“The latest test results show some manufacturers are finding compatibility a challenge.”

Honda e frontal impact test

The brand-new Honda e also lost points in the frontal impact test, this time for the risk of injury to its own occupants in a collision.

Protection of the driver’s chest was rated as ‘marginal’ as was the protection offered to the driver and passenger’s knees and femurs. Protection for the driver’s lower right leg was also ‘poor’.

With an adult occupant score of 76%, a child occupant score of 82%, a vulnerable road user score of 62% and a safety assist score of 65%, the Honda e was awarded a four-star Euro NCAP rating.

Avery said: “Although it scored a solid four stars, there were definitely issues with the Honda in terms of driver protection and the lateral impact with the child dummy.

“The far side excursion result wasn’t great and this is a vehicle that doesn’t have a centre airbag function which is surprising.

“The Honda, and Mazda’s debut EV the MX-30, are in the same category as city electric cars, but the Mazda has outperformed its Japanese rival. With a five-star rating, the Mazda is the safer all-electric choice of the two.”

Five stars for Audi, Seat and Hyundai

Two cars from the same VW Group family – the Seat Leon and the Audi A3 Sportback – went head-to-head in the latest Euro NCAP tests.

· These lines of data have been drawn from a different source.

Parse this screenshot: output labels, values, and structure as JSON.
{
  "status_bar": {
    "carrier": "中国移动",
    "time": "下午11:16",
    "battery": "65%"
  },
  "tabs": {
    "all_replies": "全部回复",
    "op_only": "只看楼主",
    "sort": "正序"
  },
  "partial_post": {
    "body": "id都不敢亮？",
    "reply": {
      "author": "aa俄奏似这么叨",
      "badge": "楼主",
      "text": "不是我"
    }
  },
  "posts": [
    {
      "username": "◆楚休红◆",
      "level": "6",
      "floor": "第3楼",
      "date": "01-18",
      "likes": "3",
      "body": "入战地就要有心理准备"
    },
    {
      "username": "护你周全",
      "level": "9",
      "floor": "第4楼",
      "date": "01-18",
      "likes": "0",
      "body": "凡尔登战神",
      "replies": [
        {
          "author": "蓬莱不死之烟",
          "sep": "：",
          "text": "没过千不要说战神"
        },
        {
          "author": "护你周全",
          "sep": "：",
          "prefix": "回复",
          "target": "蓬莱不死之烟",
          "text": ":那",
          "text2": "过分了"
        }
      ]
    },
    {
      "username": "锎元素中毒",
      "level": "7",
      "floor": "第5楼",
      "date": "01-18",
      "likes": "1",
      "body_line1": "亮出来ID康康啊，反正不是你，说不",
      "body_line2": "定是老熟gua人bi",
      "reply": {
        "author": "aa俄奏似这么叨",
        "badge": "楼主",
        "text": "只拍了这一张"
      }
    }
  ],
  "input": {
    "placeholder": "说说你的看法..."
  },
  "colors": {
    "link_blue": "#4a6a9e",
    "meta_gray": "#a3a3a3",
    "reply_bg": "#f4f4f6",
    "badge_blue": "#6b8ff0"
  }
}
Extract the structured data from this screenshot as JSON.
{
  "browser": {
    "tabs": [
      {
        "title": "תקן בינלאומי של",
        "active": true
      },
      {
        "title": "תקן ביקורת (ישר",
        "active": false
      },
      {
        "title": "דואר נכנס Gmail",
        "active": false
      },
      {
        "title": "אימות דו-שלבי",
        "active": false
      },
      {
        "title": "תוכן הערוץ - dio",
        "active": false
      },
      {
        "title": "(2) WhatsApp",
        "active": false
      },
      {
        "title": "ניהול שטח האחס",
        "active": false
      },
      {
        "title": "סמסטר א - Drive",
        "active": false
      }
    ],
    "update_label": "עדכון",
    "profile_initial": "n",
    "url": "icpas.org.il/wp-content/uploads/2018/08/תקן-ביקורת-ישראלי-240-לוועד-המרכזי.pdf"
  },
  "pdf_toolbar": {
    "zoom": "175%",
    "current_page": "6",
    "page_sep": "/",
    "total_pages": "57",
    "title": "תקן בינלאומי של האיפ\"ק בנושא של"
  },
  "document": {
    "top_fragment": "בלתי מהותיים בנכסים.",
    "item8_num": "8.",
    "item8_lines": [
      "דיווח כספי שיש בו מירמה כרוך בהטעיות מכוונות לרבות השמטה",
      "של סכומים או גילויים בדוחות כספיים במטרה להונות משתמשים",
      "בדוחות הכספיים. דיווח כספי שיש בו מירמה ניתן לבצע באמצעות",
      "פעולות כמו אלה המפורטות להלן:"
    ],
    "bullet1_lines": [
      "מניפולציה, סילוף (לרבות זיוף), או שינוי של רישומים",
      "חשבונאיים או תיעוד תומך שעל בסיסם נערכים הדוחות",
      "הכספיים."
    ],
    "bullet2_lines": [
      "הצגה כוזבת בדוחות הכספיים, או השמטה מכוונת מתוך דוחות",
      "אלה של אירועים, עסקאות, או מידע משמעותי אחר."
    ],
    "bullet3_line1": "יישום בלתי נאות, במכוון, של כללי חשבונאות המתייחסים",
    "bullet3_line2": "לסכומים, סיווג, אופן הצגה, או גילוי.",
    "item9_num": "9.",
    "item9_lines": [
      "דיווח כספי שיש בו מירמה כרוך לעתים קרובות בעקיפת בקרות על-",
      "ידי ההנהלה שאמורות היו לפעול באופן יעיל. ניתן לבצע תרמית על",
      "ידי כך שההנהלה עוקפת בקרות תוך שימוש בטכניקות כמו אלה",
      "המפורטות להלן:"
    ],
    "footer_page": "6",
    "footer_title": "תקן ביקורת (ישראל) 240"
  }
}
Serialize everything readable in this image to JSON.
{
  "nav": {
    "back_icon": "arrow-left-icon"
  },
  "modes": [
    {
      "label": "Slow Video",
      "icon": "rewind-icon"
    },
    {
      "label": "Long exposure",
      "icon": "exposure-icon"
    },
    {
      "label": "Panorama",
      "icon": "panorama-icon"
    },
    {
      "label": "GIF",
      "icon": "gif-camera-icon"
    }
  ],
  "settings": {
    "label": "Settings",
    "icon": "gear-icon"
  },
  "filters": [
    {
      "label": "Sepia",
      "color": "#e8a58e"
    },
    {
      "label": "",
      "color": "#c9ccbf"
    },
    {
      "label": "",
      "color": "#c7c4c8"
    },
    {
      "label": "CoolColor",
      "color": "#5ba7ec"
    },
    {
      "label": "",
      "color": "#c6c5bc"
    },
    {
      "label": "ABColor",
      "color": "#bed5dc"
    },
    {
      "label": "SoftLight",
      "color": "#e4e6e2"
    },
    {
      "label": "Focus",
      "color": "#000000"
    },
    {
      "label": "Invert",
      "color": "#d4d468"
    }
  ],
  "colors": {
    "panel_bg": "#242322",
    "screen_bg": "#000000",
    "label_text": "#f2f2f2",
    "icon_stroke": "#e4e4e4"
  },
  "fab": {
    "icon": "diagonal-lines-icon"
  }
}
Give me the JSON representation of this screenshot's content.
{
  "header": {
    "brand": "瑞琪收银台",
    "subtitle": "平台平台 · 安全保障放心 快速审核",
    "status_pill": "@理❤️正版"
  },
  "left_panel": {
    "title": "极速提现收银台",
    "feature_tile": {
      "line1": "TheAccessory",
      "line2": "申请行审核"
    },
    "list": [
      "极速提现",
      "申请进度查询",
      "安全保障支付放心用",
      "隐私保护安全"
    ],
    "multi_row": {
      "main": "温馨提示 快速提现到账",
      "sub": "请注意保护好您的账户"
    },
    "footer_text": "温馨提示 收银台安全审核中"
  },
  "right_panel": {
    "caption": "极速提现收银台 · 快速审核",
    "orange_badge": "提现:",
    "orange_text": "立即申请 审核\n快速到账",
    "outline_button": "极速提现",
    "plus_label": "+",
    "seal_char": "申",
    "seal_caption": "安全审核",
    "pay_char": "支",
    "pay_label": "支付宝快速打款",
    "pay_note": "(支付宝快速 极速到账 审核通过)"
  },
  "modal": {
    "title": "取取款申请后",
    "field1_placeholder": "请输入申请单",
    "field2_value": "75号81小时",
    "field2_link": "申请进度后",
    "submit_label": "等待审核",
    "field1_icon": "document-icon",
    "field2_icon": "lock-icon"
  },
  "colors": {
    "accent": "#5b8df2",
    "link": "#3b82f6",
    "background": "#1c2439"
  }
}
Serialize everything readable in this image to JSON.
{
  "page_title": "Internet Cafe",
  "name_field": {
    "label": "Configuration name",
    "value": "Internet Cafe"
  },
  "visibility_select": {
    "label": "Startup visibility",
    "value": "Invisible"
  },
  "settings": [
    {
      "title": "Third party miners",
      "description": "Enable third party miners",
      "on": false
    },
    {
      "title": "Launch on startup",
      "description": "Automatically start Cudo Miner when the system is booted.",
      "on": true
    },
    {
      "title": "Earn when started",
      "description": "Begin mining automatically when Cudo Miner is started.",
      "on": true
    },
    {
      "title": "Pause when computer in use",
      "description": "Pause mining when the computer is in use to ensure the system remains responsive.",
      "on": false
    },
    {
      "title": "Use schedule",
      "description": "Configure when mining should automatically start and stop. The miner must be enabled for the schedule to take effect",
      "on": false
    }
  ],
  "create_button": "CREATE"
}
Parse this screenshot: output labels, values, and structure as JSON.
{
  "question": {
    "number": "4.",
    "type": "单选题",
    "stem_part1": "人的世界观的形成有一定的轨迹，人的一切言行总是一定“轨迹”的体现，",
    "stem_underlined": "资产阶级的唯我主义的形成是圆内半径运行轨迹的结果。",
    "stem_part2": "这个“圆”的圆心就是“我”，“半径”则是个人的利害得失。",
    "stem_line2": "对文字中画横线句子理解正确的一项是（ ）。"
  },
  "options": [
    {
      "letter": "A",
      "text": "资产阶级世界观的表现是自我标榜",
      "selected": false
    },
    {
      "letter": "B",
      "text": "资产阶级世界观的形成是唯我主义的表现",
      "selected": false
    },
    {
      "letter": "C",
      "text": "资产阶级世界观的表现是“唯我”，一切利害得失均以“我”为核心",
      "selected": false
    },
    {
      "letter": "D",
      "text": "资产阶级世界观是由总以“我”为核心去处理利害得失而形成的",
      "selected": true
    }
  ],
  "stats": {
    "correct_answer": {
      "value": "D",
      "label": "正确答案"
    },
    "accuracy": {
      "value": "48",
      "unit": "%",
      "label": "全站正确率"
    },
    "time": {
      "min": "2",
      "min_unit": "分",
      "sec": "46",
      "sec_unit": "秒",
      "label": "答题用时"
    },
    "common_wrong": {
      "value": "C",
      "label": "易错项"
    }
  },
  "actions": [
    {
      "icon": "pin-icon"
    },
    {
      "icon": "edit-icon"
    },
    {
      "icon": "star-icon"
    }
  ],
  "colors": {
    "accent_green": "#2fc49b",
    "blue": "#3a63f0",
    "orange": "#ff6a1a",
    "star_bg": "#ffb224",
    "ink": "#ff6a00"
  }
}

Although both cars emerged with a maximum five-star Euro NCAP rating, the Seat outperformed its MQB platform twin by a combined total of 20% across all test categories.

“The Seat is one of the best performers we’ve had all year,” said Avery. “Although it’s closely related to the Audi, you can say the SEAT offers better value for money.”

The final car to gain a five-star rating in the latest tests was the Kia Sorrento which features new safety updates, including KIA’s first centre airbag and advanced e-Call system. 

Hyundai’s i10 only earned a three-star Euro NCAP rating. In four test categories, it scored lowest for occupant protection.

The performance of its Autonomous Emergency Braking (AEB) system was disappointing. It could detect pedestrians – although its response was marginal – but it was unable to detect cyclists.

Euro NCAP also evaluated three new hybrid and electric variants of cars tested previously. The Renault Captur’s five-star rating from 2019 now also covers the Captur E-Tech plug-in hybrid.

Peugeot’s 3008 SUV Hybrid, the 508 Hybrid and the electrified 208 join the 2016, 2018 and 2019 ratings respectively.

FN50 2020 special report

Analysis and insight into the UK's contract hire and leasing industry

Read now

Click here for safety and risk management best practice and procurement insight

Leave a comment for your chance to win £20 of John Lewis vouchers.

Every issue of Fleet News the editor picks his favourite comment from the past two weeks – get involved for your chance to appear in print and win!

Comment as guest


Login  /  Register

Comments

No comments have been made yet.

Related content

Compare costs of your company cars

Looking to acquire new vehicles? Check how much they'll cost to run with our Car Running Cost calculator.

What is your BIK car tax liability?

The Fleet News car tax calculator lets you work out tax costs for both employer and employee